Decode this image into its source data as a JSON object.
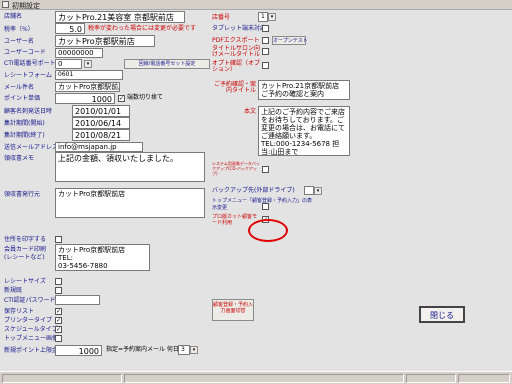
{
  "window": {
    "title": "初期設定"
  },
  "left": {
    "shop_name": {
      "label": "店舗名",
      "value": "カットPro.21美容室 京都駅前店"
    },
    "tax": {
      "label": "税率（%）",
      "value": "5.0",
      "note": "税率が変わった場合には変更が必要です"
    },
    "user_name": {
      "label": "ユーザー名",
      "value": "カットPro京都駅前店"
    },
    "user_code": {
      "label": "ユーザーコード",
      "value": "00000000"
    },
    "cti_port": {
      "label": "CTI電話番号ポート",
      "value": "0"
    },
    "cti_btn": "回線/電話番号セット設定",
    "receipt_form": {
      "label": "レシートフォーム",
      "value": "0601"
    },
    "mail_sender": {
      "label": "メール件名",
      "value": "カットPro京都駅前店"
    },
    "point_unit": {
      "label": "ポイント単価",
      "value": "1000",
      "check_label": "端数切り捨て"
    },
    "first_shipment": {
      "label": "顧客名刺発送日時",
      "value": "2010/01/01"
    },
    "period_start": {
      "label": "集計期間(開始)",
      "value": "2010/06/14"
    },
    "period_end": {
      "label": "集計期間(終了)",
      "value": "2010/08/21"
    },
    "send_mail": {
      "label": "送信メールアドレス",
      "value": "info@msjapan.jp"
    },
    "receipt_memo": {
      "label": "領収書メモ",
      "value": "上記の金額、領収いたしました。"
    },
    "receipt_shop": {
      "label": "領収書発行元",
      "value": "カットPro京都駅前店"
    },
    "print_flag": {
      "label": "住所を印字する"
    },
    "footer_text": {
      "label": "会員カード印刷(レシートなど)",
      "value": "カットPro京都駅前店\nTEL:\n03-5456-7880"
    },
    "receipt_size": {
      "label": "レシートサイズ"
    },
    "use_unit": {
      "label": "新規既"
    },
    "cti_password": {
      "label": "CTI認証パスワード"
    },
    "disp_list": {
      "label": "保存リスト"
    },
    "printer_type": {
      "label": "プリンタータイプ"
    },
    "schedule_type": {
      "label": "スケジュールタイプ"
    },
    "top_image": {
      "label": "トップメニュー画像"
    },
    "new_point": {
      "label": "新規ポイント上限金額",
      "value": "1000",
      "note": "指定=予約案内メール 何日前",
      "days": "3"
    }
  },
  "right": {
    "id_label": "店番号",
    "id_value": "1",
    "tablet_label": "タブレット端末対応",
    "pro_card_label": "PDFエクスポート",
    "pro_card_btn": "オープンテスト",
    "mail_bcc_label": "タイトルサロン向けメールタイトル",
    "option_label": "オプト確認（オプション）",
    "mail_title_label": "ご予約確認・案内タイトル",
    "mail_title_value": "カットPro.21京都駅前店 ご予約の確認と案内",
    "body_label": "本文",
    "body_value": "上記のご予約内容でご来店をお待ちしております。ご変更の場合は、お電話にてご連絡願います。TEL:000-1234-5678 担当:山田まで",
    "image_label": "システム用画像データバックアップ(CD-バックアップ)",
    "backup_label": "バックアップ先(外部ドライブ)",
    "top_menu_label": "トップメニュー「顧客登録・予約入力」の表示変更",
    "pro_menu_label": "プロ版カット顧客モード利用",
    "graph_btn": "顧客登録・予約入力画面切替",
    "close_btn": "閉じる"
  },
  "statusbar": {
    "segments": [
      "",
      "",
      "",
      ""
    ]
  },
  "colors": {
    "label": "#14148c",
    "note": "#cc0000",
    "highlight": "#e00000"
  }
}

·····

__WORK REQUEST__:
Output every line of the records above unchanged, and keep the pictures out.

__ANSWER SPACE__:
Decode this image into its source data as a JSON object.
{
  "window": {
    "title": "初期設定"
  },
  "left": {
    "shop_name": {
      "label": "店舗名",
      "value": "カットPro.21美容室 京都駅前店"
    },
    "tax": {
      "label": "税率（%）",
      "value": "5.0",
      "note": "税率が変わった場合には変更が必要です"
    },
    "user_name": {
      "label": "ユーザー名",
      "value": "カットPro京都駅前店"
    },
    "user_code": {
      "label": "ユーザーコード",
      "value": "00000000"
    },
    "cti_port": {
      "label": "CTI電話番号ポート",
      "value": "0"
    },
    "cti_btn": "回線/電話番号セット設定",
    "receipt_form": {
      "label": "レシートフォーム",
      "value": "0601"
    },
    "mail_sender": {
      "label": "メール件名",
      "value": "カットPro京都駅前店"
    },
    "point_unit": {
      "label": "ポイント単価",
      "value": "1000",
      "check_label": "端数切り捨て"
    },
    "first_shipment": {
      "label": "顧客名刺発送日時",
      "value": "2010/01/01"
    },
    "period_start": {
      "label": "集計期間(開始)",
      "value": "2010/06/14"
    },
    "period_end": {
      "label": "集計期間(終了)",
      "value": "2010/08/21"
    },
    "send_mail": {
      "label": "送信メールアドレス",
      "value": "info@msjapan.jp"
    },
    "receipt_memo": {
      "label": "領収書メモ",
      "value": "上記の金額、領収いたしました。"
    },
    "receipt_shop": {
      "label": "領収書発行元",
      "value": "カットPro京都駅前店"
    },
    "print_flag": {
      "label": "住所を印字する"
    },
    "footer_text": {
      "label": "会員カード印刷(レシートなど)",
      "value": "カットPro京都駅前店\nTEL:\n03-5456-7880"
    },
    "receipt_size": {
      "label": "レシートサイズ"
    },
    "use_unit": {
      "label": "新規既"
    },
    "cti_password": {
      "label": "CTI認証パスワード"
    },
    "disp_list": {
      "label": "保存リスト"
    },
    "printer_type": {
      "label": "プリンタータイプ"
    },
    "schedule_type": {
      "label": "スケジュールタイプ"
    },
    "top_image": {
      "label": "トップメニュー画像"
    },
    "new_point": {
      "label": "新規ポイント上限金額",
      "value": "1000",
      "note": "指定=予約案内メール 何日前",
      "days": "3"
    }
  },
  "right": {
    "id_label": "店番号",
    "id_value": "1",
    "tablet_label": "タブレット端末対応",
    "pro_card_label": "PDFエクスポート",
    "pro_card_btn": "オープンテスト",
    "mail_bcc_label": "タイトルサロン向けメールタイトル",
    "option_label": "オプト確認（オプション）",
    "mail_title_label": "ご予約確認・案内タイトル",
    "mail_title_value": "カットPro.21京都駅前店 ご予約の確認と案内",
    "body_label": "本文",
    "body_value": "上記のご予約内容でご来店をお待ちしております。ご変更の場合は、お電話にてご連絡願います。TEL:000-1234-5678 担当:山田まで",
    "image_label": "システム用画像データバックアップ(CD-バックアップ)",
    "backup_label": "バックアップ先(外部ドライブ)",
    "top_menu_label": "トップメニュー「顧客登録・予約入力」の表示変更",
    "pro_menu_label": "プロ版カット顧客モード利用",
    "graph_btn": "顧客登録・予約入力画面切替",
    "close_btn": "閉じる"
  },
  "statusbar": {
    "segments": [
      "",
      "",
      "",
      ""
    ]
  },
  "colors": {
    "label": "#14148c",
    "note": "#cc0000",
    "highlight": "#e00000"
  }
}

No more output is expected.